[Extracted data entries]
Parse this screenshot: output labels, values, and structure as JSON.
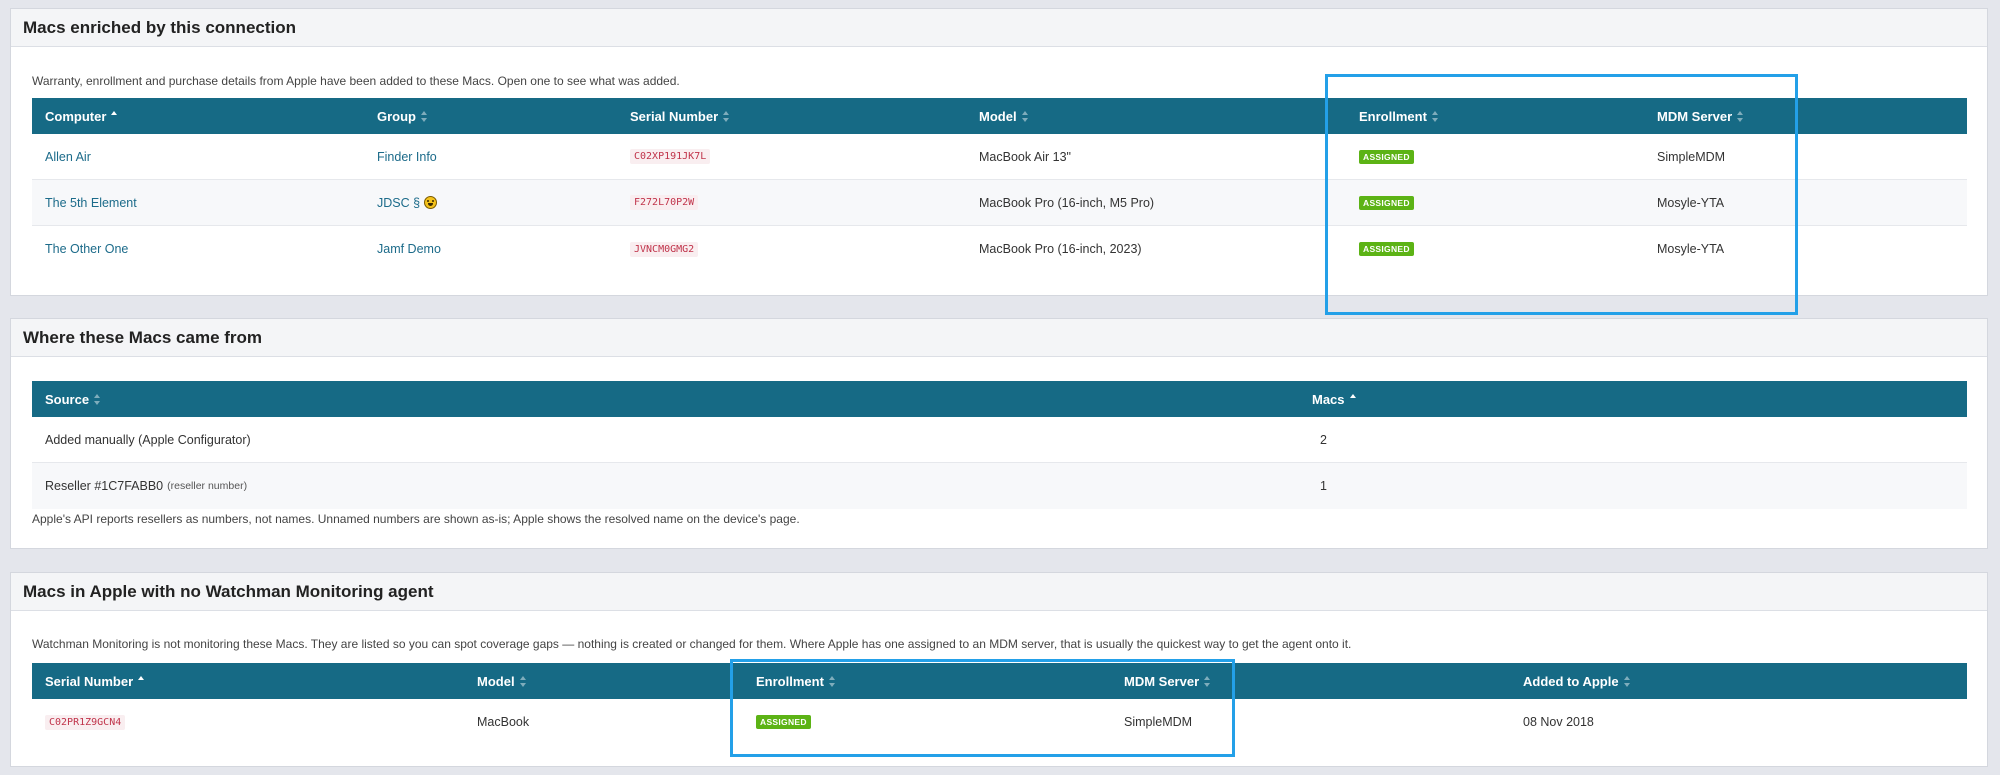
{
  "enriched": {
    "title": "Macs enriched by this connection",
    "description": "Warranty, enrollment and purchase details from Apple have been added to these Macs. Open one to see what was added.",
    "columns": [
      "Computer",
      "Group",
      "Serial Number",
      "Model",
      "Enrollment",
      "MDM Server"
    ],
    "rows": [
      {
        "computer": "Allen Air",
        "group": "Finder Info",
        "serial": "C02XP191JK7L",
        "model": "MacBook Air 13\"",
        "enrollment": "ASSIGNED",
        "mdm": "SimpleMDM"
      },
      {
        "computer": "The 5th Element",
        "group": "JDSC §",
        "serial": "F272L70P2W",
        "model": "MacBook Pro (16-inch, M5 Pro)",
        "enrollment": "ASSIGNED",
        "mdm": "Mosyle-YTA"
      },
      {
        "computer": "The Other One",
        "group": "Jamf Demo",
        "serial": "JVNCM0GMG2",
        "model": "MacBook Pro (16-inch, 2023)",
        "enrollment": "ASSIGNED",
        "mdm": "Mosyle-YTA"
      }
    ]
  },
  "sources": {
    "title": "Where these Macs came from",
    "columns": [
      "Source",
      "Macs"
    ],
    "rows": [
      {
        "source": "Added manually (Apple Configurator)",
        "note": "",
        "macs": "2"
      },
      {
        "source": "Reseller #1C7FABB0",
        "note": "(reseller number)",
        "macs": "1"
      }
    ],
    "footnote": "Apple's API reports resellers as numbers, not names. Unnamed numbers are shown as-is; Apple shows the resolved name on the device's page."
  },
  "unmonitored": {
    "title": "Macs in Apple with no Watchman Monitoring agent",
    "description": "Watchman Monitoring is not monitoring these Macs. They are listed so you can spot coverage gaps — nothing is created or changed for them. Where Apple has one assigned to an MDM server, that is usually the quickest way to get the agent onto it.",
    "columns": [
      "Serial Number",
      "Model",
      "Enrollment",
      "MDM Server",
      "Added to Apple"
    ],
    "rows": [
      {
        "serial": "C02PR1Z9GCN4",
        "model": "MacBook",
        "enrollment": "ASSIGNED",
        "mdm": "SimpleMDM",
        "added": "08 Nov 2018"
      }
    ]
  },
  "colors": {
    "header_bg": "#166a85",
    "badge_green": "#5cb315",
    "highlight_blue": "#23a0e8",
    "link": "#1c6b8a"
  }
}
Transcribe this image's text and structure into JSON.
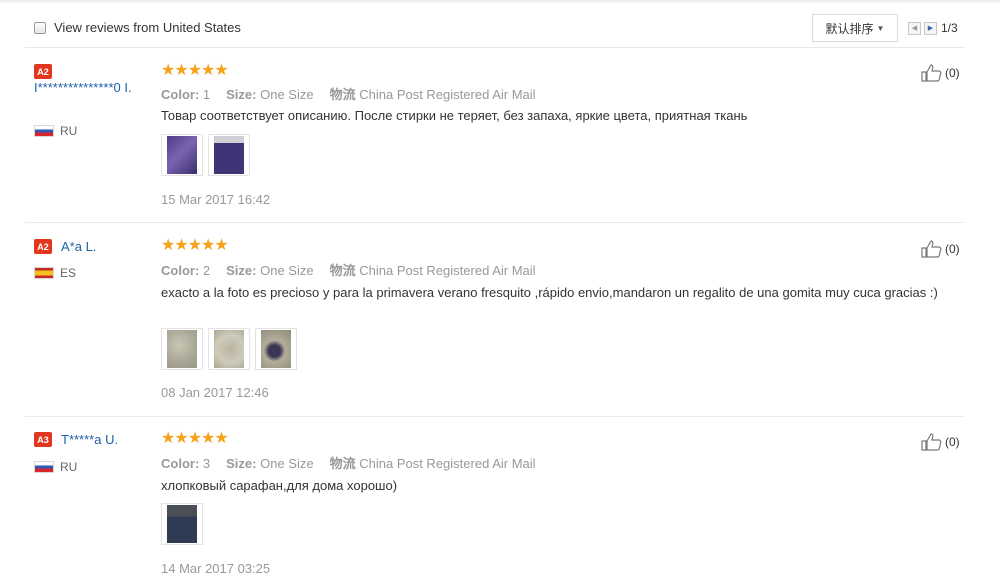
{
  "toolbar": {
    "filter_label": "View reviews from United States",
    "sort_label": "默认排序",
    "page_indicator": "1/3"
  },
  "labels": {
    "color": "Color:",
    "size": "Size:",
    "shipping": "物流"
  },
  "reviews": [
    {
      "badge": "A2",
      "user": "I***************0 I.",
      "country": "RU",
      "rating": 5,
      "stars": "★★★★★",
      "color": "1",
      "size": "One Size",
      "shipping": "China Post Registered Air Mail",
      "text": "Товар соответствует описанию. После стирки не теряет, без запаха, яркие цвета, приятная ткань",
      "photo_count": 2,
      "date": "15 Mar 2017 16:42",
      "helpful": "(0)"
    },
    {
      "badge": "A2",
      "user": "A*a L.",
      "country": "ES",
      "rating": 5,
      "stars": "★★★★★",
      "color": "2",
      "size": "One Size",
      "shipping": "China Post Registered Air Mail",
      "text": "exacto a la foto es precioso y para la primavera verano fresquito ,rápido envio,mandaron un regalito de una gomita muy cuca gracias :)",
      "photo_count": 3,
      "date": "08 Jan 2017 12:46",
      "helpful": "(0)"
    },
    {
      "badge": "A3",
      "user": "T*****a U.",
      "country": "RU",
      "rating": 5,
      "stars": "★★★★★",
      "color": "3",
      "size": "One Size",
      "shipping": "China Post Registered Air Mail",
      "text": "хлопковый сарафан,для дома хорошо)",
      "photo_count": 1,
      "date": "14 Mar 2017 03:25",
      "helpful": "(0)"
    }
  ],
  "colors": {
    "badge": "#e2371f",
    "star": "#f7a019",
    "link": "#1f5ea8",
    "muted": "#999999"
  }
}
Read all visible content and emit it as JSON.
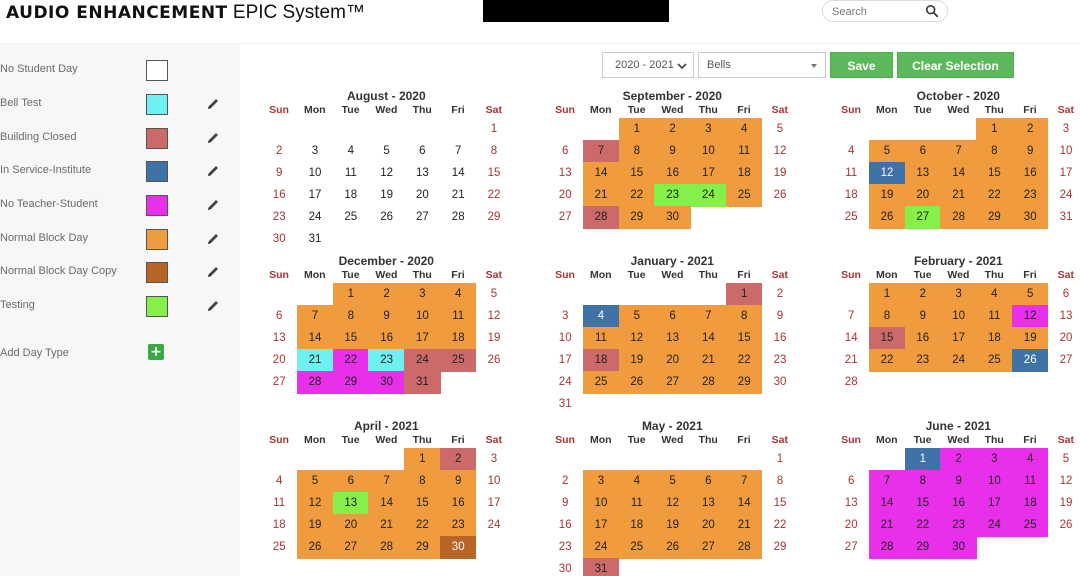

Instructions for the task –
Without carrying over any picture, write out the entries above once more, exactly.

Answer for the task –
Parse this screenshot: output labels, values, and structure as JSON.
{
  "enriched": {
    "title": "Macs enriched by this connection",
    "description": "Warranty, enrollment and purchase details from Apple have been added to these Macs. Open one to see what was added.",
    "columns": [
      "Computer",
      "Group",
      "Serial Number",
      "Model",
      "Enrollment",
      "MDM Server"
    ],
    "rows": [
      {
        "computer": "Allen Air",
        "group": "Finder Info",
        "serial": "C02XP191JK7L",
        "model": "MacBook Air 13\"",
        "enrollment": "ASSIGNED",
        "mdm": "SimpleMDM"
      },
      {
        "computer": "The 5th Element",
        "group": "JDSC §",
        "serial": "F272L70P2W",
        "model": "MacBook Pro (16-inch, M5 Pro)",
        "enrollment": "ASSIGNED",
        "mdm": "Mosyle-YTA"
      },
      {
        "computer": "The Other One",
        "group": "Jamf Demo",
        "serial": "JVNCM0GMG2",
        "model": "MacBook Pro (16-inch, 2023)",
        "enrollment": "ASSIGNED",
        "mdm": "Mosyle-YTA"
      }
    ]
  },
  "sources": {
    "title": "Where these Macs came from",
    "columns": [
      "Source",
      "Macs"
    ],
    "rows": [
      {
        "source": "Added manually (Apple Configurator)",
        "note": "",
        "macs": "2"
      },
      {
        "source": "Reseller #1C7FABB0",
        "note": "(reseller number)",
        "macs": "1"
      }
    ],
    "footnote": "Apple's API reports resellers as numbers, not names. Unnamed numbers are shown as-is; Apple shows the resolved name on the device's page."
  },
  "unmonitored": {
    "title": "Macs in Apple with no Watchman Monitoring agent",
    "description": "Watchman Monitoring is not monitoring these Macs. They are listed so you can spot coverage gaps — nothing is created or changed for them. Where Apple has one assigned to an MDM server, that is usually the quickest way to get the agent onto it.",
    "columns": [
      "Serial Number",
      "Model",
      "Enrollment",
      "MDM Server",
      "Added to Apple"
    ],
    "rows": [
      {
        "serial": "C02PR1Z9GCN4",
        "model": "MacBook",
        "enrollment": "ASSIGNED",
        "mdm": "SimpleMDM",
        "added": "08 Nov 2018"
      }
    ]
  },
  "colors": {
    "header_bg": "#166a85",
    "badge_green": "#5cb315",
    "highlight_blue": "#23a0e8",
    "link": "#1c6b8a"
  }
}
Transcribe this image's text and structure into JSON.
{
  "toolbar": {
    "filter_label": "View reviews from United States",
    "sort_label": "默认排序",
    "page_indicator": "1/3"
  },
  "labels": {
    "color": "Color:",
    "size": "Size:",
    "shipping": "物流"
  },
  "reviews": [
    {
      "badge": "A2",
      "user": "I***************0 I.",
      "country": "RU",
      "rating": 5,
      "stars": "★★★★★",
      "color": "1",
      "size": "One Size",
      "shipping": "China Post Registered Air Mail",
      "text": "Товар соответствует описанию. После стирки не теряет, без запаха, яркие цвета, приятная ткань",
      "photo_count": 2,
      "date": "15 Mar 2017 16:42",
      "helpful": "(0)"
    },
    {
      "badge": "A2",
      "user": "A*a L.",
      "country": "ES",
      "rating": 5,
      "stars": "★★★★★",
      "color": "2",
      "size": "One Size",
      "shipping": "China Post Registered Air Mail",
      "text": "exacto a la foto es precioso y para la primavera verano fresquito ,rápido envio,mandaron un regalito de una gomita muy cuca gracias :)",
      "photo_count": 3,
      "date": "08 Jan 2017 12:46",
      "helpful": "(0)"
    },
    {
      "badge": "A3",
      "user": "T*****a U.",
      "country": "RU",
      "rating": 5,
      "stars": "★★★★★",
      "color": "3",
      "size": "One Size",
      "shipping": "China Post Registered Air Mail",
      "text": "хлопковый сарафан,для дома хорошо)",
      "photo_count": 1,
      "date": "14 Mar 2017 03:25",
      "helpful": "(0)"
    }
  ],
  "colors": {
    "badge": "#e2371f",
    "star": "#f7a019",
    "link": "#1f5ea8",
    "muted": "#999999"
  }
}
Read all visible content and emit it as JSON.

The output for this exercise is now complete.